Fasting for chronic pain?
Hunger displaces pain in mumsRead out
Instead of painkillers: hunger apparently works against chronic pain - at least in mice. A study shows: If they are hungry, the animals perceive less painful inflammation. Through this trick, the brain ensures that the rodents go in search of food despite the pain - and can survive, as researchers report in the journal "Cell". Should a similar circuit exist in humans, new therapies for chronic pain could result.
Hardly any sensation is more painful than pain - but the feeling can be vital. It teaches us not to put our hand on a hot plate or signal when the body needs protection. At the same time, however, pain can also be detrimental: if it becomes too prominent over a longer period of time. Then it stops us from making our everyday lives normal and may even lead us to neglect other important needs.
For animals, this also applies: With them, chronic pain could even endanger survival, for example, if they no longer go looking for food. Scientists led by Amber Alhadeff at the University of Pennsylvania wanted to know: how does the body handle this dilemma? "We were interested in how the brain processes competing needs to produce optimal behavior, " says Alhadeff's colleague Nicholas Betley.
Hunger covers pain

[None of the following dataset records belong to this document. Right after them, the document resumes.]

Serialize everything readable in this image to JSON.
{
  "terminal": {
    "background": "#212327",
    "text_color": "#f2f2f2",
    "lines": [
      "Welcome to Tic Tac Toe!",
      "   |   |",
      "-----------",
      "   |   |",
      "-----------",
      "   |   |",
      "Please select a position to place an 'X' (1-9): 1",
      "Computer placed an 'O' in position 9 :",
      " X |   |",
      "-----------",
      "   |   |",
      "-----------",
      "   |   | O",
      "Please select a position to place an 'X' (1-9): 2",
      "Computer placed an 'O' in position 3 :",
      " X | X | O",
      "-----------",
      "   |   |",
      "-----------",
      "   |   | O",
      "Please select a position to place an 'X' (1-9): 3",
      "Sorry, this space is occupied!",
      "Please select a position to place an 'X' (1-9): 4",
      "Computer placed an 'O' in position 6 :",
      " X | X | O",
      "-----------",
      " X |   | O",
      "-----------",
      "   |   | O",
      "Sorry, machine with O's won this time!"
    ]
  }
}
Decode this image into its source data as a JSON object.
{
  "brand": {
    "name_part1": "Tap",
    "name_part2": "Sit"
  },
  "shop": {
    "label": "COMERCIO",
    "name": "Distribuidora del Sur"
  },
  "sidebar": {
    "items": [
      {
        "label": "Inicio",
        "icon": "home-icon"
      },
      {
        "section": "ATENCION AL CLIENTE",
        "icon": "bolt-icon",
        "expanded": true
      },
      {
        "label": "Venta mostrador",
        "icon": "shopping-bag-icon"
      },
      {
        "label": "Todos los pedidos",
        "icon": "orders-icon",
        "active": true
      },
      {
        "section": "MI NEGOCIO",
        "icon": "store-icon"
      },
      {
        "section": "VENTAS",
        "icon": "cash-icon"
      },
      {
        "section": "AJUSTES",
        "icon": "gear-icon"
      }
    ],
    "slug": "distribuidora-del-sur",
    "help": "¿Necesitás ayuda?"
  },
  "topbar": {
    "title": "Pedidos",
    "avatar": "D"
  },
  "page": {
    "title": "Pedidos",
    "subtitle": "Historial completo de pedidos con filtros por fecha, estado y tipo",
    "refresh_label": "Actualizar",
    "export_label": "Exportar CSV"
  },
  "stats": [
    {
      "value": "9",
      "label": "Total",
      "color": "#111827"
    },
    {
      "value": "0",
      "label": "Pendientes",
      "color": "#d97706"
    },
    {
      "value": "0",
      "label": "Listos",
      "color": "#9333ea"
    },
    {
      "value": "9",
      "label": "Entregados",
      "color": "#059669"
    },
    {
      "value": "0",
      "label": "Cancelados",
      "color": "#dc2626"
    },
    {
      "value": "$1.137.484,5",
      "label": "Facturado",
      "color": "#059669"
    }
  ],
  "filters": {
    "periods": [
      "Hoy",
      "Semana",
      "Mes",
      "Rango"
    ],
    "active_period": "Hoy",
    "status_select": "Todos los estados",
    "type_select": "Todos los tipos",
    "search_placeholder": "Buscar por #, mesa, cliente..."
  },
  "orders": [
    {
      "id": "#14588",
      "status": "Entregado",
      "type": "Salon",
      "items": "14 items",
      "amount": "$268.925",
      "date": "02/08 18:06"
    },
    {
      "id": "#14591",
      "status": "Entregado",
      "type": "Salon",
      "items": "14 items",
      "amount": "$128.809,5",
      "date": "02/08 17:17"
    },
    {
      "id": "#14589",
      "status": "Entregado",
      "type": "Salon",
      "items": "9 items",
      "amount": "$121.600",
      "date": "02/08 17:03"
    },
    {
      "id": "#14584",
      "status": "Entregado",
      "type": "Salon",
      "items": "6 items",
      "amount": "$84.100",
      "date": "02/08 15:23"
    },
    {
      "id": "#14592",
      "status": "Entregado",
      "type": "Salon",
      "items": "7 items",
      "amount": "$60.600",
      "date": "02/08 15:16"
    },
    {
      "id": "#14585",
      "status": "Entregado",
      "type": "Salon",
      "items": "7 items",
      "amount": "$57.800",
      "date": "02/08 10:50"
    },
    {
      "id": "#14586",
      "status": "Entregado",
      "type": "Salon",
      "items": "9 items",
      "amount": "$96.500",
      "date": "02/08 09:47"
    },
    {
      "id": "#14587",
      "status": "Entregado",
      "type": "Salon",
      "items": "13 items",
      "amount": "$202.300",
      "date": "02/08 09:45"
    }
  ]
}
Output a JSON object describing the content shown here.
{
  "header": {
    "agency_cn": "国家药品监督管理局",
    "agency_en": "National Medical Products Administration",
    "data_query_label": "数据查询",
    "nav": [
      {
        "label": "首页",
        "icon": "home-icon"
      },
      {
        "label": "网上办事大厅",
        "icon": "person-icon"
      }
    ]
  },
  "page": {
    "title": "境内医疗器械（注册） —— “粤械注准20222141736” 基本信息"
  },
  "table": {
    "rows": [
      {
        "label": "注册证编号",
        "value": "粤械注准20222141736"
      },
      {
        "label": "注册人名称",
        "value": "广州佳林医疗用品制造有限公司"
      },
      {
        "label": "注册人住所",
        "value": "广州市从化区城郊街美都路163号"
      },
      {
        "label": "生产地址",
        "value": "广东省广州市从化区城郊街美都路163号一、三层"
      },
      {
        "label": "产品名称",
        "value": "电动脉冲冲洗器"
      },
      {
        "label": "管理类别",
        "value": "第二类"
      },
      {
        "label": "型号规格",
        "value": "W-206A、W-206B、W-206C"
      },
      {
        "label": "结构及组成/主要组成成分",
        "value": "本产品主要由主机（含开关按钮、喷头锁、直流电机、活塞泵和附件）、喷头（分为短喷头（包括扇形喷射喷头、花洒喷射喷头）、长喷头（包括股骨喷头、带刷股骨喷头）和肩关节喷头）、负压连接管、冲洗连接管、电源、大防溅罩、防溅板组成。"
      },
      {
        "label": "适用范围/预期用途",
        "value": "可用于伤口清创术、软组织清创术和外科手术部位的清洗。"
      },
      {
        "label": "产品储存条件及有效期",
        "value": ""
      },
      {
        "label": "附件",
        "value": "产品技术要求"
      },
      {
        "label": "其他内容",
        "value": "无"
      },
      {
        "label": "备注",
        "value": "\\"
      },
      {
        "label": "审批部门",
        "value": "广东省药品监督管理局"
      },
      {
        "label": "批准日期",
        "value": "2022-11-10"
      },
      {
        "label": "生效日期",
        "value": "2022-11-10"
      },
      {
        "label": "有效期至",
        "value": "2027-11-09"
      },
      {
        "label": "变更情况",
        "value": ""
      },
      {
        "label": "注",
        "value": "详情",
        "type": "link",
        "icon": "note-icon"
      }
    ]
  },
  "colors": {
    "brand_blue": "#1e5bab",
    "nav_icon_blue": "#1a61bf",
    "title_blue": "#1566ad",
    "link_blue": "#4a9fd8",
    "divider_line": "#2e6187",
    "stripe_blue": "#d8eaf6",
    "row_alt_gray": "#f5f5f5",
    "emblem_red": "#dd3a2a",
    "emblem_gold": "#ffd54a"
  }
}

To find out, the researchers set mice on a 24-hour fasting cure. How would the rodents respond to acute pain or dull, chronic inflammatory pain compared to non-hungry animals, such as those that occur for a long time after an injury?
The astounding result: on acute pain stimuli, caused among other things by a hot heating plate, the hungry mice reacted just like their conspecifics. But the chronic inflammatory pain that the team caused by injecting certain active ingredients into the paws of the animals left them relatively cold. So the rodents licked their inflamed paws less often. In addition, unlike their busy cronies, they did not avoid the place where the pain had been inflicted on them. displayWhat is more important: pain or hunger? Sam Alhadeff
Like a painkiller
The mice behaved the same way as the rodents who had been given medication for the pain. In short, hunger seemed to have a similar effect to a potent analgesic. "We would not have expected that hunger would change our perception of pain that much, " says Alhadeff.
The question was, which circuit in the brain is behind this amazing phenomenon? The researchers already knew that so-called AgRP neurons are active during starvation. Therefore, they looked more closely at these neurons and activated them artificially. It turned out: The mice in this case showed the already known behavior although they were not really hungry at all.
Controlled by 300 neurons
In order to find out which subpopulation of the AgRP neurons is responsible for the influence of hunger on pain signals, the team switched on the different groups of neurons in the experiment in succession. They found that the stimulation of a tiny population of brain cells in the so-called parabrachial nucleus clearly suppressed the inflammatory pain.
"Only about 300 billion neurons in the brain control this specific behavior, " says Betley. Further experiments finally showed that a neurotransmitter called NPY suppresses the transmission of pain signals in these neurons. Blocked the researchers receptors for this messenger, the pain came back despite hunger.
Hierarchy ensures survival
"Our results show that there is a sort of hierarchy in the brain to prioritize behavior, " states Betley. "A competitive situation arises between different stimuli, before something like pain is perceived at all."
Nature has implemented a clever strategy in this way: It ensures that animals look for food, even if they have chronic pain and still respond meaningfully to acute pain stimuli. In other words, that they do what is most important to their survival.
New Approach to Therapies?
In the long run, these findings could also affect how people deal with human pain, scientists hope. "If there's a similar circuit here, it may open new avenues for the treatment of chronic pain, " they conclude. (Cell, 2018; doi: 10.1016 / j.cell.2018.02.057)
(Cell Press / University of Pennsylvania, 26.03.2018 - DAL)